Component data from apps and pages:
+-------+

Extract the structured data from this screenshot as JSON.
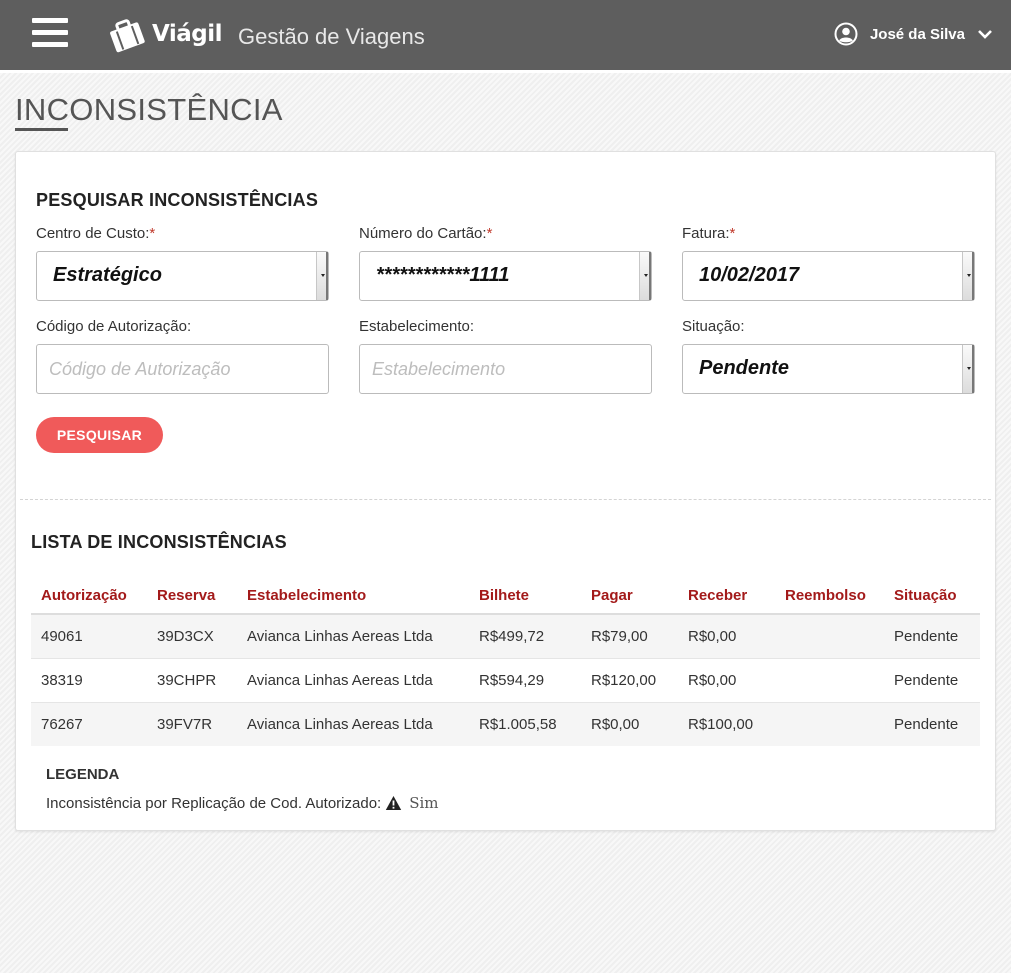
{
  "header": {
    "brand": "Viágil",
    "app_title": "Gestão de Viagens",
    "user_name": "José da Silva",
    "icons": {
      "menu": "hamburger-icon",
      "logo": "suitcase-icon",
      "user": "user-circle-icon",
      "caret": "chevron-down-icon"
    }
  },
  "page": {
    "title": "INCONSISTÊNCIA"
  },
  "search": {
    "title": "PESQUISAR INCONSISTÊNCIAS",
    "required_mark": "*",
    "cost_center": {
      "label": "Centro de Custo:",
      "value": "Estratégico"
    },
    "card_number": {
      "label": "Número do Cartão:",
      "value": "************1111"
    },
    "invoice": {
      "label": "Fatura:",
      "value": "10/02/2017"
    },
    "auth_code": {
      "label": "Código de Autorização:",
      "placeholder": "Código de Autorização"
    },
    "establishment": {
      "label": "Estabelecimento:",
      "placeholder": "Estabelecimento"
    },
    "status": {
      "label": "Situação:",
      "value": "Pendente"
    },
    "button_label": "PESQUISAR"
  },
  "list": {
    "title": "LISTA DE INCONSISTÊNCIAS",
    "columns": [
      "Autorização",
      "Reserva",
      "Estabelecimento",
      "Bilhete",
      "Pagar",
      "Receber",
      "Reembolso",
      "Situação"
    ],
    "rows": [
      [
        "49061",
        "39D3CX",
        "Avianca Linhas Aereas Ltda",
        "R$499,72",
        "R$79,00",
        "R$0,00",
        "",
        "Pendente"
      ],
      [
        "38319",
        "39CHPR",
        "Avianca Linhas Aereas Ltda",
        "R$594,29",
        "R$120,00",
        "R$0,00",
        "",
        "Pendente"
      ],
      [
        "76267",
        "39FV7R",
        "Avianca Linhas Aereas Ltda",
        "R$1.005,58",
        "R$0,00",
        "R$100,00",
        "",
        "Pendente"
      ]
    ]
  },
  "legend": {
    "title": "LEGENDA",
    "text": "Inconsistência por Replicação de Cod. Autorizado:",
    "icon": "warning-icon",
    "value": "Sim"
  },
  "colors": {
    "topbar": "#5e5e5e",
    "accent": "#f05a5a",
    "table_header": "#a31a1a"
  }
}
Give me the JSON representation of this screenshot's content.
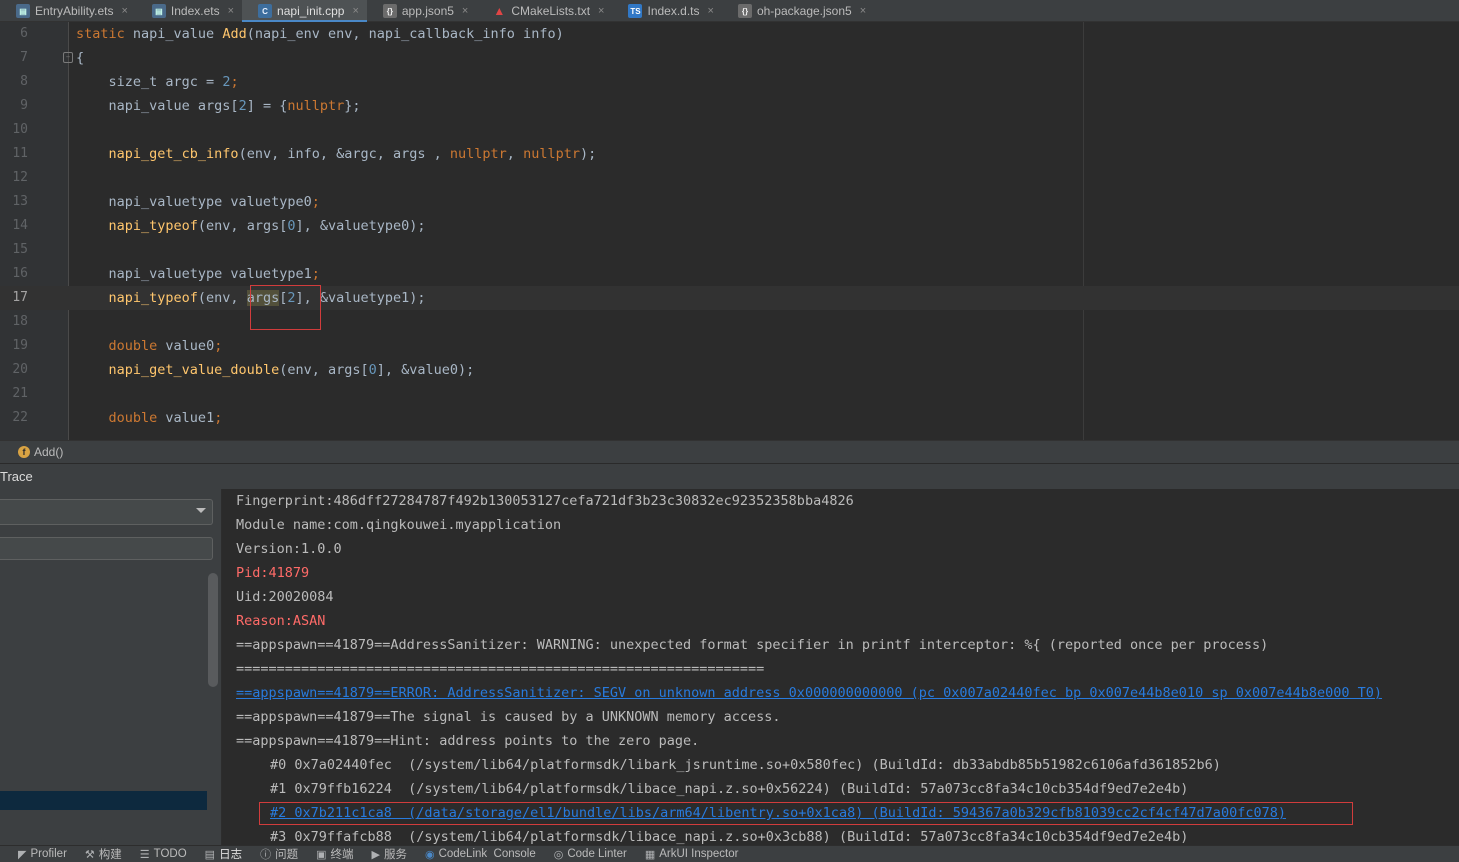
{
  "tabs": [
    {
      "label": "EntryAbility.ets",
      "icon": "ets-file-icon",
      "active": false
    },
    {
      "label": "Index.ets",
      "icon": "ets-file-icon",
      "active": false
    },
    {
      "label": "napi_init.cpp",
      "icon": "cpp-file-icon",
      "active": true
    },
    {
      "label": "app.json5",
      "icon": "json5-file-icon",
      "active": false
    },
    {
      "label": "CMakeLists.txt",
      "icon": "cmake-file-icon",
      "active": false
    },
    {
      "label": "Index.d.ts",
      "icon": "ts-file-icon",
      "active": false
    },
    {
      "label": "oh-package.json5",
      "icon": "json5-file-icon",
      "active": false
    }
  ],
  "tab_close_glyph": "×",
  "editor": {
    "current_line": "17",
    "line_numbers": [
      "6",
      "7",
      "8",
      "9",
      "10",
      "11",
      "12",
      "13",
      "14",
      "15",
      "16",
      "17",
      "18",
      "19",
      "20",
      "21",
      "22"
    ],
    "code": {
      "l6": {
        "kw": "static",
        "t1": " napi_value ",
        "fn": "Add",
        "t2": "(napi_env env, napi_callback_info info)"
      },
      "l7": {
        "t": "{"
      },
      "l8": {
        "t1": "    size_t argc = ",
        "num": "2",
        "semi": ";"
      },
      "l9": {
        "t1": "    napi_value args[",
        "num": "2",
        "t2": "] = {",
        "kw": "nullptr",
        "t3": "};"
      },
      "l11": {
        "fn": "napi_get_cb_info",
        "t1": "(env, info, &argc, args , ",
        "kw1": "nullptr",
        "c1": ", ",
        "kw2": "nullptr",
        "t2": ");"
      },
      "l13": {
        "t1": "    napi_valuetype valuetype0",
        "semi": ";"
      },
      "l14": {
        "fn": "napi_typeof",
        "t1": "(env, args[",
        "num": "0",
        "t2": "], &valuetype0);"
      },
      "l16": {
        "t1": "    napi_valuetype valuetype1",
        "semi": ";"
      },
      "l17": {
        "fn": "napi_typeof",
        "t1": "(env, ",
        "hl": "args",
        "t2": "[",
        "num": "2",
        "t3": "], &valuetype1);"
      },
      "l19": {
        "kw": "double",
        "t1": " value0",
        "semi": ";"
      },
      "l20": {
        "fn": "napi_get_value_double",
        "t1": "(env, args[",
        "num": "0",
        "t2": "], &value0);"
      },
      "l22": {
        "kw": "double",
        "t1": " value1",
        "semi": ";"
      }
    }
  },
  "breadcrumb": {
    "label": "Add()",
    "icon": "function-icon"
  },
  "tool_window": {
    "title": "Trace"
  },
  "log": {
    "lines": [
      "Fingerprint:486dff27284787f492b130053127cefa721df3b23c30832ec92352358bba4826",
      "Module name:com.qingkouwei.myapplication",
      "Version:1.0.0",
      "Pid:41879",
      "Uid:20020084",
      "Reason:ASAN",
      "==appspawn==41879==AddressSanitizer: WARNING: unexpected format specifier in printf interceptor: %{ (reported once per process)",
      "=================================================================",
      "==appspawn==41879==ERROR: AddressSanitizer: SEGV on unknown address 0x000000000000 (pc 0x007a02440fec bp 0x007e44b8e010 sp 0x007e44b8e000 T0)",
      "==appspawn==41879==The signal is caused by a UNKNOWN memory access.",
      "==appspawn==41879==Hint: address points to the zero page.",
      "#0 0x7a02440fec  (/system/lib64/platformsdk/libark_jsruntime.so+0x580fec) (BuildId: db33abdb85b51982c6106afd361852b6)",
      "#1 0x79ffb16224  (/system/lib64/platformsdk/libace_napi.z.so+0x56224) (BuildId: 57a073cc8fa34c10cb354df9ed7e2e4b)",
      "#2 0x7b211c1ca8  (/data/storage/el1/bundle/libs/arm64/libentry.so+0x1ca8) (BuildId: 594367a0b329cfb81039cc2cf4cf47d7a00fc078)",
      "#3 0x79ffafcb88  (/system/lib64/platformsdk/libace_napi.z.so+0x3cb88) (BuildId: 57a073cc8fa34c10cb354df9ed7e2e4b)"
    ]
  },
  "bottom_bar": [
    {
      "label": "Profiler",
      "icon": "profiler-icon",
      "glyph": "◤",
      "active": false
    },
    {
      "label": "构建",
      "icon": "hammer-icon",
      "glyph": "⚒",
      "active": false
    },
    {
      "label": "TODO",
      "icon": "list-icon",
      "glyph": "☰",
      "active": false
    },
    {
      "label": "日志",
      "icon": "log-icon",
      "glyph": "▤",
      "active": true
    },
    {
      "label": "问题",
      "icon": "info-icon",
      "glyph": "ⓘ",
      "active": false
    },
    {
      "label": "终端",
      "icon": "terminal-icon",
      "glyph": "▣",
      "active": false
    },
    {
      "label": "服务",
      "icon": "play-icon",
      "glyph": "▶",
      "active": false
    },
    {
      "label": "CodeLink  Console",
      "icon": "codelink-icon",
      "glyph": "◉",
      "active": false
    },
    {
      "label": "Code Linter",
      "icon": "linter-icon",
      "glyph": "◎",
      "active": false
    },
    {
      "label": "ArkUI Inspector",
      "icon": "inspector-icon",
      "glyph": "▦",
      "active": false
    }
  ],
  "colors": {
    "keyword": "#cc7832",
    "function": "#ffc66d",
    "number": "#6897bb",
    "error_text": "#ff6b68",
    "link": "#287bde",
    "highlight_box": "#d13c3c"
  }
}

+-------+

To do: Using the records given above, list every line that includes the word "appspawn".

Written reply:
      "==appspawn==41879==AddressSanitizer: WARNING: unexpected format specifier in printf interceptor: %{ (reported once per process)",
      "==appspawn==41879==ERROR: AddressSanitizer: SEGV on unknown address 0x000000000000 (pc 0x007a02440fec bp 0x007e44b8e010 sp 0x007e44b8e000 T0)",
      "==appspawn==41879==The signal is caused by a UNKNOWN memory access.",
      "==appspawn==41879==Hint: address points to the zero page.",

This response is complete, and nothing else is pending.